To make a phone poll workable, pollsters are limiting the poll to those candidates they think are most viable.
And this can result in a flawed result, such as when SurveyUSA only included two Republican candidates out of 11 running, and found (incorrectly, mind you) that the leading candidate for the second spot in the U.S. Senate race was Patrick Little, a candidate who says he’s dedicating his life to exposing the Jews who are running this country.
Making matters worse, SurveyUSA claimed in their findings “for the first time, there is clarity on [Senator Dianne Feinstein’s] likely November opponent” without even making mention of the fact that they didn’t give Republicans the opportunity to select any of the other nine Republican candidates.
The increased use of online surveys using emails from the voter file can present a ballot that more closely resembles what a voter will actually receive, but not all public polls are using this methodology.

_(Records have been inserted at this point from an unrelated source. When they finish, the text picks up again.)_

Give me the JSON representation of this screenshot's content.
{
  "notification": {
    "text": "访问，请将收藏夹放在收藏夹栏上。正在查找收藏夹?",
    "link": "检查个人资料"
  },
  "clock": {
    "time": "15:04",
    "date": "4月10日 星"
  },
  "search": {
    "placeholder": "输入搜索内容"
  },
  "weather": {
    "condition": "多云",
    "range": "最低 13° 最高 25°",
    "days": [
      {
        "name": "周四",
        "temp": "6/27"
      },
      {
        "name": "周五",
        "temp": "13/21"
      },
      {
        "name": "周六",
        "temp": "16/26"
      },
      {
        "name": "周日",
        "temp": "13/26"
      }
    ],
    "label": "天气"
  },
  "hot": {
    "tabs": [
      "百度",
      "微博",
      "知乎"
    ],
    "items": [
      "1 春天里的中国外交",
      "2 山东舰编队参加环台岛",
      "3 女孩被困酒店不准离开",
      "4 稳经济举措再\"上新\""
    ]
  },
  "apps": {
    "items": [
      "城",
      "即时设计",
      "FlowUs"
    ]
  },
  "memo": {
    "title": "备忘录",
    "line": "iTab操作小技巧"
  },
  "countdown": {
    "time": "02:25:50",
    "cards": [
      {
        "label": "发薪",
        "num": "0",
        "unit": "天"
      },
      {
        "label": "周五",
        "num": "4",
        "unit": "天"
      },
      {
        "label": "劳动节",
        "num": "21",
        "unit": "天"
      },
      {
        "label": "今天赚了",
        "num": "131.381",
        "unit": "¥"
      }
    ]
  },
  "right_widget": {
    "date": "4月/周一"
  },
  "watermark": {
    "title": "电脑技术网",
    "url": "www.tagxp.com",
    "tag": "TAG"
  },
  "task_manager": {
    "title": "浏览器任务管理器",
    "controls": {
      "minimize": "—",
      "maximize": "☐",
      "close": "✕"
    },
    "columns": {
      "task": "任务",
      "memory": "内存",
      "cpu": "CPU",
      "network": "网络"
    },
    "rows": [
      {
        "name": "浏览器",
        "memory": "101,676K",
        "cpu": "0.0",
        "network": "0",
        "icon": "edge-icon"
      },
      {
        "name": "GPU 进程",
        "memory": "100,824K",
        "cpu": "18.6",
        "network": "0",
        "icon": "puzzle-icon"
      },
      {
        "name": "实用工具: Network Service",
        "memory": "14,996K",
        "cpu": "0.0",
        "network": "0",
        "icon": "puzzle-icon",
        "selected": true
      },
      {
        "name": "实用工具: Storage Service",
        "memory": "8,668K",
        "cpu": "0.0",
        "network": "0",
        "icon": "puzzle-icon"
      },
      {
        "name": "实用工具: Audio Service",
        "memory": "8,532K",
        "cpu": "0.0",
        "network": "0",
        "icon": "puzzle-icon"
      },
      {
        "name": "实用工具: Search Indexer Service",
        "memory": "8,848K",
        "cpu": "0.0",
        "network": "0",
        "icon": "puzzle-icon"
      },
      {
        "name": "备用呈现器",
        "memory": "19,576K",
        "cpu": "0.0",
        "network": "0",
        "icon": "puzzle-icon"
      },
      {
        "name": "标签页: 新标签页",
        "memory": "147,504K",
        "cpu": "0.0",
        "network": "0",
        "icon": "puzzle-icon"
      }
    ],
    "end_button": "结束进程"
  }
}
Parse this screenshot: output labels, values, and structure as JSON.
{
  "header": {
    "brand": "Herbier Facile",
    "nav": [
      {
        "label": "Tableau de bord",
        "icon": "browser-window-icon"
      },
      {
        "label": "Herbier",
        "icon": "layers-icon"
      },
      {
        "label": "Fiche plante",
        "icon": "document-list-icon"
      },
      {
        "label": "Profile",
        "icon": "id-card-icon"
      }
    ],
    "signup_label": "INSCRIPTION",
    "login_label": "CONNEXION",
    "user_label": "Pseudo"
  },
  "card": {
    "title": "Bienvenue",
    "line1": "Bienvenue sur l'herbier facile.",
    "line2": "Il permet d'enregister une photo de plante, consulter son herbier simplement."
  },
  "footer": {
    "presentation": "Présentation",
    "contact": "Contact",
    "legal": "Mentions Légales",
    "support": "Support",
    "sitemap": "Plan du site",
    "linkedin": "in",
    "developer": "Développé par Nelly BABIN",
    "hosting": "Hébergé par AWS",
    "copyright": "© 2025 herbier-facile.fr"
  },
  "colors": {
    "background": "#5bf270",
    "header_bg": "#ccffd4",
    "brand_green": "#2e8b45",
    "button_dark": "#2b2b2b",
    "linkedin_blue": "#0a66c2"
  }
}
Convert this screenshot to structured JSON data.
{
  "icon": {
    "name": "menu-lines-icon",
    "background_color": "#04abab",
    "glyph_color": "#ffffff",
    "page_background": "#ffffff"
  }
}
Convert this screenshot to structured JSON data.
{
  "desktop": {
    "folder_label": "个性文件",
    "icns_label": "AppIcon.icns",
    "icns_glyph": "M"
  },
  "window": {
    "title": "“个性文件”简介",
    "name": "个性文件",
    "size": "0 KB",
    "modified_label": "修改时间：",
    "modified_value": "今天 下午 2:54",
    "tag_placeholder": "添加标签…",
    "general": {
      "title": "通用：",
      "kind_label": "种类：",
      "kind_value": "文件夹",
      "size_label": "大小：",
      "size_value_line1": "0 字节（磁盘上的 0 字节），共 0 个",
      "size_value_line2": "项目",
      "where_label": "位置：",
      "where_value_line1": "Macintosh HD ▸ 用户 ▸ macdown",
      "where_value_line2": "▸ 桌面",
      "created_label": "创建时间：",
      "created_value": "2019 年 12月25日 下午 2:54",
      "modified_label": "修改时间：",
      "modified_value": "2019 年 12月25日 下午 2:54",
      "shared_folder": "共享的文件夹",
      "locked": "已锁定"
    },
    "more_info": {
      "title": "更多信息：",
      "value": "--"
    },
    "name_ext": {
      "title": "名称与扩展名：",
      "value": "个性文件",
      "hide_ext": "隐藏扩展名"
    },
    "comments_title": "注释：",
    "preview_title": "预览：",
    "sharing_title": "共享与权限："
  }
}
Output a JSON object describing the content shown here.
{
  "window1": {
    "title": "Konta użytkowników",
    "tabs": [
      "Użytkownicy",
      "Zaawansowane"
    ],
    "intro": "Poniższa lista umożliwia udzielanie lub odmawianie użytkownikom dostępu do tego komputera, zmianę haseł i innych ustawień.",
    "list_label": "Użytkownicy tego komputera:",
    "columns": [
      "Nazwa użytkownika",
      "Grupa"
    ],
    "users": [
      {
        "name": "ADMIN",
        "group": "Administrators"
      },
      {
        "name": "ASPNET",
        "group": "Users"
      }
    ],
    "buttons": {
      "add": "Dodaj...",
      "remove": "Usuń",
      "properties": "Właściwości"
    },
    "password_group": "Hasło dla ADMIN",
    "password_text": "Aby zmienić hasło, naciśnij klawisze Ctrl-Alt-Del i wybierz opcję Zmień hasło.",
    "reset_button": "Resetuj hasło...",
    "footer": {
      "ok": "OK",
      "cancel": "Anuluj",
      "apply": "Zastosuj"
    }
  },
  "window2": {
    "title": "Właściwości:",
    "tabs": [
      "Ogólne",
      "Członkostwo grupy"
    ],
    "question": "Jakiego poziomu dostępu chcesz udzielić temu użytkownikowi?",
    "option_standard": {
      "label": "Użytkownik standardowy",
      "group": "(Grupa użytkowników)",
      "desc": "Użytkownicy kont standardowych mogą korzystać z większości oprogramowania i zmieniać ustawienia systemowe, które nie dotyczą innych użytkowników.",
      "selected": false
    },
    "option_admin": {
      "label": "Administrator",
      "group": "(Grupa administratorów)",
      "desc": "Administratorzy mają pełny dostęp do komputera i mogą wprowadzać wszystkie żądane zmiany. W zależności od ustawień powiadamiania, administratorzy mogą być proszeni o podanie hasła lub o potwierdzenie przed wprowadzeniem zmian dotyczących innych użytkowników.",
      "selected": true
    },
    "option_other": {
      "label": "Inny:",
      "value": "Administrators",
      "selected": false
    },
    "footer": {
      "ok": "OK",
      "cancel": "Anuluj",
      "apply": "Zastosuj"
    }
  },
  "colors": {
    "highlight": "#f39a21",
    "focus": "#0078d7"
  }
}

Aside from these known issues with public polls, there is a new one which has been creeping into the work of pollsters, particularly in this coming gubernatorial election cycle. This has to do with the makeup of the expected electorate – what pollsters call the “weighting” of the survey.